As we are in the throes of holiday photography season, I thought I’d write something for photographers (including everyday mamas trying really hard to snag a decent pic for those holiday cards) to help you up your awesome this season.
After spending an insane amount of time discussing this post featuring the worst family photos of all time with pretty much every human being I know, I determined that we can use this as a learning tool.
10 Tips for How to Take an Awesome Family Photo
1. Avoid creepy posing. For example, the naked family sandwich. Technically, this should be numbers one through ten on this list, for emphasis, but I think if you take a moment to look at this poor example (scroll down, it’s #6), you will know why this is wrong. Wrong. Wrong. Like scar your 12 year old son for life type of wrong. Go instead with natural posing and remind your subject to remain fully clothed at all times.
2. Don’t encourage people to pose with reluctant animals. This most definitely includes monkeys wearing overalls and rabid opossum dogs. Regular happy dogs who want to be there and who are only just pretending to try to eat your face off are a-ok.
3. Naked fur suits should not be worn. Specifically if the fake junk on said fur suit is distracting to the children in the photo (scroll down in the aforementioned bad example, you’ll s it).
4. Be mindful of attire. I constantly get questions from my clients about what they should wear in our shoots. I have an awesome Pinterest board featuring great suggestions for what you should wear to your family photo. Nowhere on the list will you see super dark glasses, family Winnie the Pooh costumes, or centaur suits. Incidentally, I also discourage people from wearing the all white shirt and jeans or khakis look. It’s boring and it does nothing for your skin. You want color in your photos. Deep purples, greens, and reds are perfect for fall photos.
5. Weapons are NOT a good prop. If you want to include props make them something meaningful and non-dangerous. Kids yielding pistols in their photos is pretty much never a good idea no matter how attached they are to their firearm. A ball or a bike or even a fake moustache is a much better option.
6. Cheat a little. There are tons of photography products on the market to make your job easier and I’m not talking about lasers. My all time favorite photography accessory is the Light Scoop. Every amateur photographer and mom with a DSLR and a cute kid to point it at should have one. It does magical things to your lighting possibilities by allowing you to NOT spend a grip on a Speedlight you probably won’t know how to truly use while also giving you the ability to soften your on camera flash so your family and friends don’t look like they’re in a police lineup.

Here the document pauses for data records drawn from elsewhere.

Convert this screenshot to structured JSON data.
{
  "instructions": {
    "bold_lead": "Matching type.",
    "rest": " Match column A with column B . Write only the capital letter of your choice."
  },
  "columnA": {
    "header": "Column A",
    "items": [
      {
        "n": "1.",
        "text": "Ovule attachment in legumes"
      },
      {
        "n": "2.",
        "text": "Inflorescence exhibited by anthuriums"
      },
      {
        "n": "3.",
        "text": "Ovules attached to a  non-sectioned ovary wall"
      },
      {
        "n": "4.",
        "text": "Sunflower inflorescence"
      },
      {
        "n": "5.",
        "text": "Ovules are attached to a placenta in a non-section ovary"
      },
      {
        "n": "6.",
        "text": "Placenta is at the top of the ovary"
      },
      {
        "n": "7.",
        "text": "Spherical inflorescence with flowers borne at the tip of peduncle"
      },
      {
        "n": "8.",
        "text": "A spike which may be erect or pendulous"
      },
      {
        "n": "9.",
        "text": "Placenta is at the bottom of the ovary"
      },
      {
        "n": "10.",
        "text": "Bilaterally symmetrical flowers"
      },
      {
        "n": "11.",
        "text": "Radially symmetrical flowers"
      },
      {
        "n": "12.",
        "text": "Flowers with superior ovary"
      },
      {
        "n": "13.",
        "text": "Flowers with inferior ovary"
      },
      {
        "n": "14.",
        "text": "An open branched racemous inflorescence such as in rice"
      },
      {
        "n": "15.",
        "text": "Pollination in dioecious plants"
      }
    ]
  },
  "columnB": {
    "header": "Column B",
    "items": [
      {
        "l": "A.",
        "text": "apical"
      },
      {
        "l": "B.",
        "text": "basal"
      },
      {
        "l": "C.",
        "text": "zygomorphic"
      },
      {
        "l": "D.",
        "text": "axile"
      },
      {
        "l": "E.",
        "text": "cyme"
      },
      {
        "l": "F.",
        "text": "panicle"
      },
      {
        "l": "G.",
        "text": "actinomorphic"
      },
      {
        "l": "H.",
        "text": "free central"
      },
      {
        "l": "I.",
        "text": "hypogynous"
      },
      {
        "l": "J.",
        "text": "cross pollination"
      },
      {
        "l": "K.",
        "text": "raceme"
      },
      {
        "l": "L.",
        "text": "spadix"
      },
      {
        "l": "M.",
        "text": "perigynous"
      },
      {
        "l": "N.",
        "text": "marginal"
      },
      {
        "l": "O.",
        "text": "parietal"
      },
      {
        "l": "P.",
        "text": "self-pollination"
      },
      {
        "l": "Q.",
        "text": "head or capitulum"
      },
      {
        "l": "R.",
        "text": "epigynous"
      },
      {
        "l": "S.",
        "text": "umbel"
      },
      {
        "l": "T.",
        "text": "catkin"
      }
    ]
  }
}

7. Avoid harsh lighting. This would include lasers, starbursts, on camera flash, and direct sunlight too. If the people are squinting in their photos they are probably not having a super awesome time, and also, they look funny.
8. Make your sessions fun. Something is wrong if no one is smiling, ever. But, remember not to force the smile either. Nothing bugged me more when my oldest was little than when photographers would spend half the session trying to get him to smile. He didn’t smile a lot when he was a baby. He rarely smiled in the presence of strangers. I was happy if he was just NOT crying! Usually photographers would push him to tears with their constant say-cheese-can-you-smile-buddy-come-on-how-about-if-I-put-this-itchy-feather-duster-in-your-face shenanigans. Also, if you’re photographing your own children, try not to scream at them. They’re more likely to smile if you turn off your crazy for a bit.

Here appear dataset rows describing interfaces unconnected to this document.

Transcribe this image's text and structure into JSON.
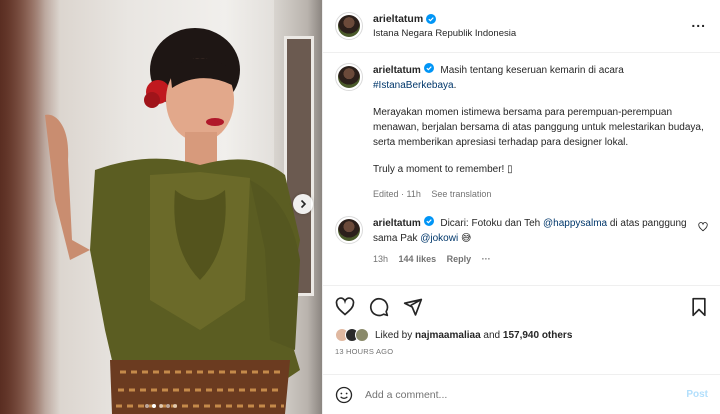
{
  "header": {
    "username": "arieltatum",
    "location": "Istana Negara Republik Indonesia",
    "more_label": "..."
  },
  "caption": {
    "username": "arieltatum",
    "line1": "Masih tentang keseruan kemarin di acara",
    "hashtag": "#IstanaBerkebaya",
    "hashtag_end": ".",
    "para2": "Merayakan momen istimewa bersama para perempuan-perempuan menawan, berjalan bersama di atas panggung untuk melestarikan budaya, serta memberikan apresiasi terhadap para designer lokal.",
    "para3": "Truly a moment to remember! ▯",
    "edited": "Edited · 11h",
    "see_translation": "See translation"
  },
  "comment": {
    "username": "arieltatum",
    "text_a": "Dicari: Fotoku dan Teh",
    "mention1": "@happysalma",
    "text_b": "di atas panggung sama Pak",
    "mention2": "@jokowi",
    "emoji": "😅",
    "time": "13h",
    "likes": "144 likes",
    "reply": "Reply",
    "more": "···"
  },
  "likes": {
    "prefix": "Liked by",
    "user": "najmaamaliaa",
    "and": "and",
    "others": "157,940 others"
  },
  "timestamp": "13 HOURS AGO",
  "add_comment": {
    "placeholder": "Add a comment...",
    "post_label": "Post"
  },
  "colors": {
    "verified": "#0095f6",
    "link": "#00376b",
    "post_disabled": "#b2dffc",
    "muted": "#737373"
  },
  "carousel": {
    "current_index": 2,
    "total": 5
  }
}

9. If you’re doing your own photos, start by getting your mind right. Look at some of the photos of your kids that you’ve taken in the past. Which ones are your favorites? Probably the ones where you caught them having a genuinely good time with a real smile on their faces. Great photos aren’t always the perfectly posed ones. Our best pictures have been the ones where I just stopped screaming at everyone to look at me and let the magic happen. Keep it real in your photos, you’ll like looking back on them a lot more then!
10. Remember, photos are about memories. And, generally, you want those memories to be good ones for everyone being photographed, not just the one guy showing off his muscles and orange tan while his family stands by in horror.